An experimental investigation of the effect of acoustical excitation on gas flare in a cross flow
An experimental work was carried out to investigate the effect of acoustical excitation on the combustion of a fuel jet in a cross-wind of air. Excitation was found to augment mixing. Increasing the exciting amplitude augments the performance up to the quenching limit, while increasing Strouhal number (frequency of excitation) reduces mixing time scale with an optimum of 0.25. Circular and elliptical nozzles were investigated, in addition to a cup design. Low momentum ratios (Fuel jet to cross flow) were found to enlarge the recirculation zone, with an extended stable range of Reynolds number for the cup under excitation. Reduction of carbon monoxide, unburned hydrocarbons, and flame length by excitation was confirmed for all nozzle geometries, while the cup exhibited the largest reduction, with a fairly comparable quality for the elliptical excited flame. It is concluded that the cup-nozzle plays a significant role in enhancing flame stability (flame not blowing off) and quality, due to the enriched recirculation zone, and the more complicated jet interaction to prevent quenching.
Bibliography: p. 65-68

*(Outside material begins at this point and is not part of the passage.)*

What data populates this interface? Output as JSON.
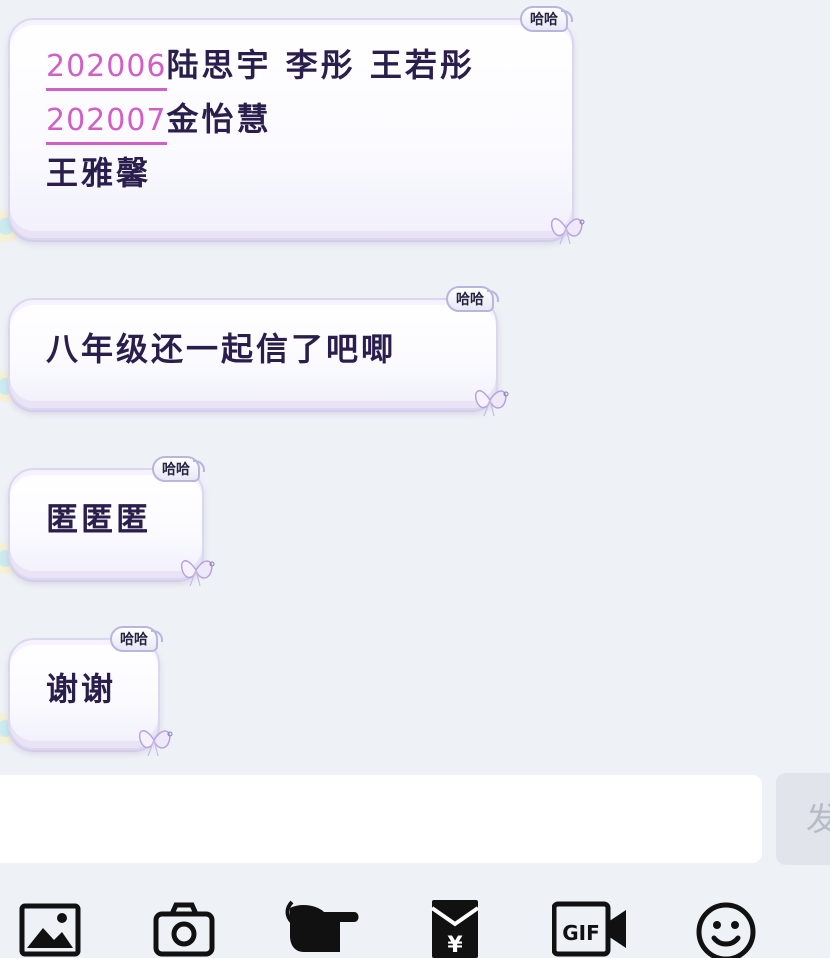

El-Behery, R. (2004). An experimental investigation of the effect of acoustical excitation on gas flare in a cross flow (Master's thesis, University of Calgary, Calgary, Canada). Retrieved from https://prism.ucalgary.ca. doi:10.11575/PRISM/11993